even a higher power to preserve her from sluggishness. 

Her |)ublic schools, established since 18(58, have always 
been of high grade and have done much to elevate the 
young people. But the want of means for thorough col- 
lege education in the town was felt. 

This want has been efficiently supplied. Chiefly by the 
exertions of Rev. Dr. A. P. Saunders and of many in our 
midst anfl at a distance, who had the good sense to sympa- 
thize with him in his purposes and plans, a College of 
Fredericksburg has been established, and has been in suc- 
cessful operation since 1898. Under the charter granted 
by the General Assembly of Virginia in December, 1893 
(in attaining which Senator Wm. A. Little, Jr., was 
specially active and successful), the corporation has all the 
powers essential to a college. 

One of its most attractive features was its provision for 
home and education for the young and dependent children 
of missionaries, and the orphan children of ministers of 


Christ, and tlie foundation for a training school for mis- 
sionaries, generally ladies, who needed special education 
for their foreign fields. 

Questions have arisen by reason of the fixed principles 
of our constitutional law, separating State and Church, 
which have operated to draw a distinct line between the 
college proper and the religious elements involved in the 
home and training school. 

But as high education is needed by all the beneficiaries, 
it is happily supplied by the dual elements at work. In 
the college, history, ancient and modern, scriptural and 
secular, Oriental and Western, European and American; 
the ancient and modern languages, the exact sciences, 
grammar and geography in their highest sphere, political 
science and economy, physical science, embracing natural 
history, chemistry and biology; music, vocal and instru- 
mental; art in drawing and painting, and })hysical culture, 
all these are taught with a thoroughness tliat has yielded 
happy results. The co-educational principle is used and 
has been found to furnish a safe and healthful stimulus to 
successful exertion, by both male and female students. 

The number of students has sometimes exceeded two 
hundred. It has, in each session, reached an average of 
a hundred and fifty. 

The planting and growth of this college in Fredericks- 
burg have marked an era in her history most important 
and encouraging. The grounds, buildings, dwelling houses 
and elements of society coming as its outgrowth have aided 
in imparting life and courage to all of her best hopes. 

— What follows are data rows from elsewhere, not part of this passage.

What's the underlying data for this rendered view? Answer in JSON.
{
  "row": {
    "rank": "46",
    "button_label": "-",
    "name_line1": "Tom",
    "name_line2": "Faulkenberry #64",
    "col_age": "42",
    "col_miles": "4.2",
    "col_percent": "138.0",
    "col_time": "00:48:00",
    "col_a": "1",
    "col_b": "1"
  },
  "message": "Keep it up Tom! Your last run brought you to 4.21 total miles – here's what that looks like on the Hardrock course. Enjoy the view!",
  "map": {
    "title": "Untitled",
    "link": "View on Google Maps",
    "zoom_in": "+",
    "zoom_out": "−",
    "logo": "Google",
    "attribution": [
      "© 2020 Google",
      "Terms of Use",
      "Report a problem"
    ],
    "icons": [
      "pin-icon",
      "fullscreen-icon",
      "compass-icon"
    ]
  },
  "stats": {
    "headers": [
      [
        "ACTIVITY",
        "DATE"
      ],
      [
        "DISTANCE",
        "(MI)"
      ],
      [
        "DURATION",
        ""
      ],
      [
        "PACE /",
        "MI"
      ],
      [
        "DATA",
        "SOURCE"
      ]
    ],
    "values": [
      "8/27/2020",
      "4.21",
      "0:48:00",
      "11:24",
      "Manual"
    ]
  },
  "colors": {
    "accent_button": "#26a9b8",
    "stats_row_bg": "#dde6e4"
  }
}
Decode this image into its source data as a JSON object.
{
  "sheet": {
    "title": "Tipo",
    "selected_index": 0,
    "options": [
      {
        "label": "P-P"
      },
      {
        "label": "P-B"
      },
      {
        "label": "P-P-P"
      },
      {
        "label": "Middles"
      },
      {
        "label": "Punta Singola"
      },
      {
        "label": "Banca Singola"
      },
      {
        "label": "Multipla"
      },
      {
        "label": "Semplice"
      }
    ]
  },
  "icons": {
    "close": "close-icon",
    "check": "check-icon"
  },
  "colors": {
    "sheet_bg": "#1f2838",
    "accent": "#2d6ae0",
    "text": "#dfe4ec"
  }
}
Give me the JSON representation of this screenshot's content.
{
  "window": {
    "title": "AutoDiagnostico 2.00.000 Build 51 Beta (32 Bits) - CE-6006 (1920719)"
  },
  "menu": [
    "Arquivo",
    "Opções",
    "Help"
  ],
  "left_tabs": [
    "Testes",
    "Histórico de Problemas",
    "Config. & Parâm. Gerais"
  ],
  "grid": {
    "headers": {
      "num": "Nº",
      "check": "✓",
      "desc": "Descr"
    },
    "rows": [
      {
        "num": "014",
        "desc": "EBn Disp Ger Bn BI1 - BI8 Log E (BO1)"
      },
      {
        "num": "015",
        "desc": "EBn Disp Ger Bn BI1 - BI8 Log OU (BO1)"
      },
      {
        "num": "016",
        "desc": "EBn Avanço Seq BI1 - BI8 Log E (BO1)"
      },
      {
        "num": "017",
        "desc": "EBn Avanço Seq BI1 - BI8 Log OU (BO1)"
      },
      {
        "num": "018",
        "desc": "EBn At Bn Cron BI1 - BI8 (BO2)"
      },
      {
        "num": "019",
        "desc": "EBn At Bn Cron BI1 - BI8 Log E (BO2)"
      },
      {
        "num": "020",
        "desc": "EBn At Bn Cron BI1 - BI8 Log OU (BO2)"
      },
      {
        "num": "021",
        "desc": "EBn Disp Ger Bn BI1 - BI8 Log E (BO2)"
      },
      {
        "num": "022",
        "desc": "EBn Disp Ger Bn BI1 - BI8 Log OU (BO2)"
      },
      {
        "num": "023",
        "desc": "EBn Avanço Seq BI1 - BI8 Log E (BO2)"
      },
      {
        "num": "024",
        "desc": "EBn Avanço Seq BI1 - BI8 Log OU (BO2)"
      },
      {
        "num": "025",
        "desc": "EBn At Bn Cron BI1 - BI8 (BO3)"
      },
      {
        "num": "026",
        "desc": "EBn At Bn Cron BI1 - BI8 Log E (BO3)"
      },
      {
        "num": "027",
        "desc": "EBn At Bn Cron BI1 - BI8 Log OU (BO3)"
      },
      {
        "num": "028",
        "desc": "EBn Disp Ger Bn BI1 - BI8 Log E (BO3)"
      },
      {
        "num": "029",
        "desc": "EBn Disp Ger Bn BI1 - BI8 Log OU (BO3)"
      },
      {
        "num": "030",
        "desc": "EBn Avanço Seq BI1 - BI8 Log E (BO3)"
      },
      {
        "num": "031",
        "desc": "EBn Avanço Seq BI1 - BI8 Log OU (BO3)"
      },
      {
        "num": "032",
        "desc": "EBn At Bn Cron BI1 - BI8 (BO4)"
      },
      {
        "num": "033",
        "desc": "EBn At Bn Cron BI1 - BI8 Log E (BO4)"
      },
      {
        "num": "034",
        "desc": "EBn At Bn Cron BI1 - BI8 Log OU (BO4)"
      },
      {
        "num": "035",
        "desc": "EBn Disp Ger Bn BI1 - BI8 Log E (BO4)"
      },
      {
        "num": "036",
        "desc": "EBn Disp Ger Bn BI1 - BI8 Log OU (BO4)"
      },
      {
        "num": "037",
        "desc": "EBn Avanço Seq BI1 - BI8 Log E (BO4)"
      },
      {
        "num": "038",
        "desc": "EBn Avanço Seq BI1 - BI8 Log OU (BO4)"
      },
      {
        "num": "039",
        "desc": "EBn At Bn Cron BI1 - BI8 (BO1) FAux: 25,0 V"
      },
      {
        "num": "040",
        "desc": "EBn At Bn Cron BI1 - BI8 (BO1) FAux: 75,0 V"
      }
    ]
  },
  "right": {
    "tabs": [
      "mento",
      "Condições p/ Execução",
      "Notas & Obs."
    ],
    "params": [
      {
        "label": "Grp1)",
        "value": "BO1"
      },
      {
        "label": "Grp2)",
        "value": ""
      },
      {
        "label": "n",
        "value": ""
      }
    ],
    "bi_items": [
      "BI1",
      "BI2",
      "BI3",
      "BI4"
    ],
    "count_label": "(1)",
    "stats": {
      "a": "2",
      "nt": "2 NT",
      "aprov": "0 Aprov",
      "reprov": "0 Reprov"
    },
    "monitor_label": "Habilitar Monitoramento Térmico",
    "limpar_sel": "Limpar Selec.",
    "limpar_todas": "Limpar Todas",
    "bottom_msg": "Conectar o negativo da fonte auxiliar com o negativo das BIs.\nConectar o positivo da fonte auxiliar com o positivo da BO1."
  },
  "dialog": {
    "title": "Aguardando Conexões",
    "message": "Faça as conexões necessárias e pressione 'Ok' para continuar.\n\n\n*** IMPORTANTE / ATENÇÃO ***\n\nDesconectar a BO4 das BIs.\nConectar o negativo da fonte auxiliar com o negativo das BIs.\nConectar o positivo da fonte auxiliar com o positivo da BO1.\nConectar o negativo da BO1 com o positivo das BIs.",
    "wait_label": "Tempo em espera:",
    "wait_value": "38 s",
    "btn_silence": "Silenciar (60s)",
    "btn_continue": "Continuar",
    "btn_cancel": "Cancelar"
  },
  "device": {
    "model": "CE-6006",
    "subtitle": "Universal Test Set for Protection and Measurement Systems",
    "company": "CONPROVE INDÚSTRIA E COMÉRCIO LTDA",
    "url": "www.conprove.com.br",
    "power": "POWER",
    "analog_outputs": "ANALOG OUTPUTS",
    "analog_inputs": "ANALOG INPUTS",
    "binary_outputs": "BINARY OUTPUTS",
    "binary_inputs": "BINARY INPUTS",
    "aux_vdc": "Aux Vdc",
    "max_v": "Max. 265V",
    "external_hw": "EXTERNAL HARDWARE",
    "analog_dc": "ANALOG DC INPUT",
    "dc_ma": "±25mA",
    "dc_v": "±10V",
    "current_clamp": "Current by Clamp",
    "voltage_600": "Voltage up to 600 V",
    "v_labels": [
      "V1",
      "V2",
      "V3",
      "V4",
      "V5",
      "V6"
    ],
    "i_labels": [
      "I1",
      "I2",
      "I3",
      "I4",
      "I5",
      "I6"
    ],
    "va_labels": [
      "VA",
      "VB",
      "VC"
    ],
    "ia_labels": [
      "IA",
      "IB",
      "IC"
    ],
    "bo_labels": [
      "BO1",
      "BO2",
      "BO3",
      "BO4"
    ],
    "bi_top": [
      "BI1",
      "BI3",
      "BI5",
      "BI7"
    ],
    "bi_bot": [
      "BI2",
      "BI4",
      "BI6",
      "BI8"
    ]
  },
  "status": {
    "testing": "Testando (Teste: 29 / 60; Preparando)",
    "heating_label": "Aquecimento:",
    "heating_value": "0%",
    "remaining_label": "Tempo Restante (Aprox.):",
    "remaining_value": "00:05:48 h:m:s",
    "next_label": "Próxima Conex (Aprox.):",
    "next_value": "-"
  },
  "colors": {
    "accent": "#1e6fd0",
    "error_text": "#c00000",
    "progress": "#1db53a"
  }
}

A National Battle Park is now contemplated, and many 
reasons exist why it should be in the region of which this 
noted Virginia to\vn is the basis. Within a hemisphere 
bordering on the south side of the Rappahannock river, 
centering on Fredericksburg, and thence running east, 
west and south for a distance of twenty-five miles, more 
men have fallen on fields of battle, dead, dying, bleeding, 
wounded mortally, or seriously, or slightly, than in any 
similar i..ea in all the world, AVaterloo and her adjoining 
fields sink into paleness and dimness when compared with 
Fredericksburg and her ensanguined battle-fields. 


T" v..